In October of last year, Sauter said, he became fascinated with another fish that is gaining popularity among anglers at some reservoirs in the state, striped bass. On Nov. 3 of this year, Sauter set the state freshwater record for the species with a catch at Liberty Reservoir that measured 43 1/4 inches and weighed 36 pounds, 4 ounces.
"I have really geared up my tackle for them," said Sauter, who works in sales with Kraft Foods and had not fished much during the past four years. "I have really got the bug, and I go at it hard."
Sauter caught his record striper, a new category in the state's freshwater division this year, while working a Cordell Cotton Redfin in 10 feet of water along a rocky point adjacent to a 40-foot drop-off. But the business of catching a state record started more than a year ago.
"When the bug began to bite, I needed to know where the fish were, where the best places to catch them were," said Sauter, who learned many of his fishing skills while working at the Loch Raven Reservoir Fishing Center and angling with Roland Martin, for many years now a top tournament bass fisherman and television show host.
"So, I learned when the state was going to do its annual electro-shocking survey and went out with them to see where the fish were."
What Sauter saw were striped bass averaging 12 to 13 pounds and one that exceeded 50 pounds -- and he was hooked.
"Most of my fishing through the years has been for [black] bass," said Sauter, 55. "But when I saw those electro-shocked fish, I realized that, compared to the average largemouth, stripers are just a big, big fish.
"It got me psyched."
Interesting words from a top-notch angler who held the state smallmouth record for about a year in the late 1960s at 6 pounds, 7 ounces and the largemouth record for a decade at 10 pounds, 1 ounce.
"I have gone down to the bay a few times and fished out of Kentmoor Marina and Chesapeake Beach for rockfish," said Sauter. "And we used to go for sea trout in Delaware Bay, casting bucktails and bouncing them along the bottom for big trout.
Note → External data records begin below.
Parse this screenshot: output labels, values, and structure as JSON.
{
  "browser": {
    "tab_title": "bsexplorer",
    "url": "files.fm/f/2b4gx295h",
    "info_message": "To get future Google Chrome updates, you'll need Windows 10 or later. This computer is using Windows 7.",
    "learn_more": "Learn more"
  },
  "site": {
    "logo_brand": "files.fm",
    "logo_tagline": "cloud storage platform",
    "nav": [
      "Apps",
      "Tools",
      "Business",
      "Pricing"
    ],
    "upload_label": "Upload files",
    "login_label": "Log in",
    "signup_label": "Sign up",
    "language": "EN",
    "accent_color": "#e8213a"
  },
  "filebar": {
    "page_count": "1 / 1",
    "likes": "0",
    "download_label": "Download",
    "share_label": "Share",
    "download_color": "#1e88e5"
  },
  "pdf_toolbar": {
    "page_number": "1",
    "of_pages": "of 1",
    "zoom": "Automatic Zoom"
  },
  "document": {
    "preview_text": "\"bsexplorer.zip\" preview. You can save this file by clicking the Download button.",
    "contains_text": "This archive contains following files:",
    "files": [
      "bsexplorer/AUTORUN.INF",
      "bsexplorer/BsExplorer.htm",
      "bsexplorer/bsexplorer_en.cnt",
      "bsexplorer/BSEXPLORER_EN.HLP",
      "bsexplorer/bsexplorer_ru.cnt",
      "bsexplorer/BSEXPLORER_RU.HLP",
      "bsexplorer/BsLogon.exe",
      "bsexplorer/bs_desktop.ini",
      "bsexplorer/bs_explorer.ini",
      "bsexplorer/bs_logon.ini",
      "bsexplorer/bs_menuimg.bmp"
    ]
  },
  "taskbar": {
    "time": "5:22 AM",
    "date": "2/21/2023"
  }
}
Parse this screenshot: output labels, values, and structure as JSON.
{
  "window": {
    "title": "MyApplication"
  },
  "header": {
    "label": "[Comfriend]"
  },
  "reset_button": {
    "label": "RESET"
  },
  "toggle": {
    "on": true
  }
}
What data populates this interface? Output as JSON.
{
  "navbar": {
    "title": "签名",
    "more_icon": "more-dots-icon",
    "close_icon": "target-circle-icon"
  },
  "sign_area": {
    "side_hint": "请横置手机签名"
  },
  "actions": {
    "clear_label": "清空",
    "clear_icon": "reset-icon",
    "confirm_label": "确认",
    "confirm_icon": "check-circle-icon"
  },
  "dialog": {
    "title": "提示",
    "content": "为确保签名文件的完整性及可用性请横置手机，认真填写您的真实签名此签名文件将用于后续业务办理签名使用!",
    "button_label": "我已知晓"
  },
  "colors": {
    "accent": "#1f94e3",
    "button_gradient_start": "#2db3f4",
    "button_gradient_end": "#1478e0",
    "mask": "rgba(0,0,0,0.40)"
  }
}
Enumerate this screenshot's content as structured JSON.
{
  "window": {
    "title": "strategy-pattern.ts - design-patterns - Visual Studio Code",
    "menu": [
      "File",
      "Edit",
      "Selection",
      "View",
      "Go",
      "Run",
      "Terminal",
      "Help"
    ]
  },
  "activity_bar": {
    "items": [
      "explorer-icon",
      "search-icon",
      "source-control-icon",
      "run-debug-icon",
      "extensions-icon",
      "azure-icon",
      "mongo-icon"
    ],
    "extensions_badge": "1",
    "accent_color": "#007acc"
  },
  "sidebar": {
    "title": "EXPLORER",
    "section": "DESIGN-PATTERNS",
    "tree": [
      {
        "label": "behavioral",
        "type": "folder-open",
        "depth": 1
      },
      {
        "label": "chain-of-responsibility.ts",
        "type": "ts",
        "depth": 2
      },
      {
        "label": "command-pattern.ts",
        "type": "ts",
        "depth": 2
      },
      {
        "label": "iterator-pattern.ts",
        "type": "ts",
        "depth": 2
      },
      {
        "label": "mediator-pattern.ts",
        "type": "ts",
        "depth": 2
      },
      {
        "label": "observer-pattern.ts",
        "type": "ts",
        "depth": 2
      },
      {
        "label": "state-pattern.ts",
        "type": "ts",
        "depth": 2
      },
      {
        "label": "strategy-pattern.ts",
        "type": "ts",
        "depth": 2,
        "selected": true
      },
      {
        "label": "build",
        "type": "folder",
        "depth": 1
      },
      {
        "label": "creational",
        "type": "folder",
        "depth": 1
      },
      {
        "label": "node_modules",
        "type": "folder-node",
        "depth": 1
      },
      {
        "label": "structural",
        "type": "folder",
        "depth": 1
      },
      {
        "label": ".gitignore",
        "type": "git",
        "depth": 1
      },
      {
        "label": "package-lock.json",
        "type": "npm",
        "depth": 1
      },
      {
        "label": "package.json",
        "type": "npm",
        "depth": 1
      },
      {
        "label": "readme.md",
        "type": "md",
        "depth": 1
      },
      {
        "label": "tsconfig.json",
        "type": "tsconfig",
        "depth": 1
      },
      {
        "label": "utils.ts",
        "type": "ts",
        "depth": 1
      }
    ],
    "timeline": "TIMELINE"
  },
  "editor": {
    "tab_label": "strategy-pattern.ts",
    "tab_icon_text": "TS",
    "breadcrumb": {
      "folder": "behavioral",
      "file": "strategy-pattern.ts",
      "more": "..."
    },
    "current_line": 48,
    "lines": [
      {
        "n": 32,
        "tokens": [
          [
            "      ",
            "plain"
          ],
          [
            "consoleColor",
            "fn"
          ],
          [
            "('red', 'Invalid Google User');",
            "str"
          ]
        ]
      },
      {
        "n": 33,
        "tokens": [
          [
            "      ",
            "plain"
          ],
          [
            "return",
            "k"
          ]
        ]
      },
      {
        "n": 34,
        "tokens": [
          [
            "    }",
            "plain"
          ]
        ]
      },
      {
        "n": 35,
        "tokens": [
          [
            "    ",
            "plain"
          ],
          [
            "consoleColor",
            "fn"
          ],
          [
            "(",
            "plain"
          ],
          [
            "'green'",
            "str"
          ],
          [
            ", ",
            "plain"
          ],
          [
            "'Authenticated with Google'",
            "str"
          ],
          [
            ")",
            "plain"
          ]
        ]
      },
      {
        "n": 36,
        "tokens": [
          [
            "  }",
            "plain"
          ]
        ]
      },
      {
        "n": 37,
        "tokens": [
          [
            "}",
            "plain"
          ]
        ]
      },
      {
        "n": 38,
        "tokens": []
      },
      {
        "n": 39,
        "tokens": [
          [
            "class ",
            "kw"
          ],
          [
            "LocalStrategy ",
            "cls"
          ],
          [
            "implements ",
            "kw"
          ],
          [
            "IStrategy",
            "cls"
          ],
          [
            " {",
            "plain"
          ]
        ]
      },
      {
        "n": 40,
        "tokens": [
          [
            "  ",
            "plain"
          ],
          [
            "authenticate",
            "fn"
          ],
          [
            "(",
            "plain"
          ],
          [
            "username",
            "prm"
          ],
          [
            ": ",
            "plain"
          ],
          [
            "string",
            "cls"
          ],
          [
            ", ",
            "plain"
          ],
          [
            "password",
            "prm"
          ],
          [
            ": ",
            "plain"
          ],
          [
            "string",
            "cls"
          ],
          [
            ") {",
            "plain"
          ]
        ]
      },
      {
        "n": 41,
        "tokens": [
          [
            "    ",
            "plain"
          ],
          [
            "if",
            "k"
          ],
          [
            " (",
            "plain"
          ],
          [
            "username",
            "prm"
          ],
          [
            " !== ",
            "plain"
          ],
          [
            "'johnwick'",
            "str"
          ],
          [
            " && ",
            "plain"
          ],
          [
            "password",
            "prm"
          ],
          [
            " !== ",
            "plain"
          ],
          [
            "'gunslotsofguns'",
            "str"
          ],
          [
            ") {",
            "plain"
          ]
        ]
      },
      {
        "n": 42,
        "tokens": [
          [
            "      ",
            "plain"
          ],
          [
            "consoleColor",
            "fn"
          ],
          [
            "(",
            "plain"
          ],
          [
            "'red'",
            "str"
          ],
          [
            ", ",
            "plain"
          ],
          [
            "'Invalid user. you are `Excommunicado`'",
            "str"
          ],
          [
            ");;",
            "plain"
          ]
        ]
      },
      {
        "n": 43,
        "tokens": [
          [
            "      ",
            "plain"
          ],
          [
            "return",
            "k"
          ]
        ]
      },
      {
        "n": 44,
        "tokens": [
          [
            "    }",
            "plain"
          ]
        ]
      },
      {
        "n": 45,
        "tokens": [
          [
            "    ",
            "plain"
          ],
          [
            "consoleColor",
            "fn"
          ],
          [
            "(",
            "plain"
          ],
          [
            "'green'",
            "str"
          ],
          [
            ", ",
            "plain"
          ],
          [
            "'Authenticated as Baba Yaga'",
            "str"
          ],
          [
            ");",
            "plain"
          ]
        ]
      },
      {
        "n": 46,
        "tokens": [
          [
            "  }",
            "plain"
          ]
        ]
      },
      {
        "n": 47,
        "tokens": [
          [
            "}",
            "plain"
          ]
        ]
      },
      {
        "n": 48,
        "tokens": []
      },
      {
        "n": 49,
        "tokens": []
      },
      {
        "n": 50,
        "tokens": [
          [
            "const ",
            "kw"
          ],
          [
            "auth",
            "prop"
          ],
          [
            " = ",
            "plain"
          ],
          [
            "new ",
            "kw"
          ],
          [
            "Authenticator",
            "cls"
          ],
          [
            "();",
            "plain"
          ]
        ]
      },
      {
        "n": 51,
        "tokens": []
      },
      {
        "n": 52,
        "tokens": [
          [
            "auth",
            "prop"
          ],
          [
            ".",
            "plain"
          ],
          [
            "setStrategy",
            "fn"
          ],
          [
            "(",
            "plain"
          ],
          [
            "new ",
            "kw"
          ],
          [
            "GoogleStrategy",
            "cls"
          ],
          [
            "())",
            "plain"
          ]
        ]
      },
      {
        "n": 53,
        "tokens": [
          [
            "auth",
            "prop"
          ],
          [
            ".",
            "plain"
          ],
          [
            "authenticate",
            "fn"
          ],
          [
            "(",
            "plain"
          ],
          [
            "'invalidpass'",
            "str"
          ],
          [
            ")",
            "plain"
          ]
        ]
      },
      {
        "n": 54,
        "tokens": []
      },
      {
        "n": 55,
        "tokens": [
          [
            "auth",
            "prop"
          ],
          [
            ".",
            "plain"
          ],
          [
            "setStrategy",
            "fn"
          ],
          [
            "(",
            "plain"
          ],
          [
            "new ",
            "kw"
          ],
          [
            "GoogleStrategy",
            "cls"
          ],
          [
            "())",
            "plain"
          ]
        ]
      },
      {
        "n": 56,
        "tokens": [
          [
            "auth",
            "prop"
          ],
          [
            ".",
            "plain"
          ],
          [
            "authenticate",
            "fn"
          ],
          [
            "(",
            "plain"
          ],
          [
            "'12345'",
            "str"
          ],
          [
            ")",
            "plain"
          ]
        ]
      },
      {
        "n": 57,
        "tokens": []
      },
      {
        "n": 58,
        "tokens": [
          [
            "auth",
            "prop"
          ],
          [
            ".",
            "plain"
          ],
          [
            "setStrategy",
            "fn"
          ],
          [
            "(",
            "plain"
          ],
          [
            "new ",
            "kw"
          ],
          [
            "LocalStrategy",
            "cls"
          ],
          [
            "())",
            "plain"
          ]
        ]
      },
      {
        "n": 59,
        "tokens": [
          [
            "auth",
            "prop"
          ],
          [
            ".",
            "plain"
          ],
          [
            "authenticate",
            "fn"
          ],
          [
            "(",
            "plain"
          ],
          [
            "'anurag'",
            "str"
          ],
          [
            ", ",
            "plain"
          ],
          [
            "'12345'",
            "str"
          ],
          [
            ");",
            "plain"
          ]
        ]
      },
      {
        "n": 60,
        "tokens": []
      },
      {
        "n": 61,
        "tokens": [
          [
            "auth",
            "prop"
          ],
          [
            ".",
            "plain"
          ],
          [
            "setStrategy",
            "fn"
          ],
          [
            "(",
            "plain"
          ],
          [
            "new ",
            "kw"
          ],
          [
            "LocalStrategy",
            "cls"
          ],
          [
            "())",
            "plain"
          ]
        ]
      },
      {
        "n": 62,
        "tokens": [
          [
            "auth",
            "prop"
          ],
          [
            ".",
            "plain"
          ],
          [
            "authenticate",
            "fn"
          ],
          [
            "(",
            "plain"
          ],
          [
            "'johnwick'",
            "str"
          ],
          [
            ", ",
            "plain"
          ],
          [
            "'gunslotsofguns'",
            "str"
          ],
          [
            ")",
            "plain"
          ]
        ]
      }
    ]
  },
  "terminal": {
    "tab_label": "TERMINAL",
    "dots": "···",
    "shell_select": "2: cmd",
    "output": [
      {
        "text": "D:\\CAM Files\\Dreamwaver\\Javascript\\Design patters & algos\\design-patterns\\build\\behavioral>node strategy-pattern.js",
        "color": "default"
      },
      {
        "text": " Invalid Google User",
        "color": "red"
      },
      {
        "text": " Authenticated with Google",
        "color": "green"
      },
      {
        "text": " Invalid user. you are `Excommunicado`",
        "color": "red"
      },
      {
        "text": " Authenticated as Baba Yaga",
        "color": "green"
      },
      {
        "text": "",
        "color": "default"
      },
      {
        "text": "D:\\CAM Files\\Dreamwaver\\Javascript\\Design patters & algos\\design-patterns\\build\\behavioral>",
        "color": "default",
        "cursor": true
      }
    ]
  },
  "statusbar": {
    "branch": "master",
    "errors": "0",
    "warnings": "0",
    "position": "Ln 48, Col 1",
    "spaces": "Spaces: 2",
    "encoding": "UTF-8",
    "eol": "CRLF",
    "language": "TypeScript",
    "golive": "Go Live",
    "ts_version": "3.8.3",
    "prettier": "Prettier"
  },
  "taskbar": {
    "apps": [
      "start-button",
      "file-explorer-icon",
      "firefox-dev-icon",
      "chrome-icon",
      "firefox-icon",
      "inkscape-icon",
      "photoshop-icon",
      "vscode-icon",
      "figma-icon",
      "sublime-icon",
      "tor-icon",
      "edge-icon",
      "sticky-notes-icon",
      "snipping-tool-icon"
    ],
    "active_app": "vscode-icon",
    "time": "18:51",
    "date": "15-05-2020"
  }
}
My, that was fun.
"But DNR has done such a good job with stripers in Liberty and some other reservoirs in the area, that the action is hard to beat now."
Sauter said Liberty is the best freshwater striper fishing around, whether from a boat or the shoreline.
"I know it is a trip to get up to Liberty, and if I were just going for [black] bass, I wouldn't spend as much time there, because any reservoir would work as well," said Sauter. "But DNR has done a super job in Liberty."
Unlike tidewater fishing for stripers, where trolling or chumming are the most common methods, Sauter likes to cast diving and topwater lures to points and flats that hold large fish at this time of year.
"And I am not the only person catching them now," Sauter said. "I'm seeing a lot of people from shore catch large rockfish -- especially up past the Nicodemus bridge, where one morning a guy I spoke with had caught two at 21 and 22 pounds."
Success, Sauter said, started with research and planning.
"After I saw what was going on last October," Sauter said. "I saved some vacation for this fall, because I knew this was when the best fishing would be."
A crucial element in reservoirs at this time of year, Sauter said, is turnover, when the strata of water temperatures change and the patterns of baitfish and predators change with it, and feed heavily in preparation for winter.
"These fish in Liberty really turn on at this time of year," Sauter said, "after the water turns over."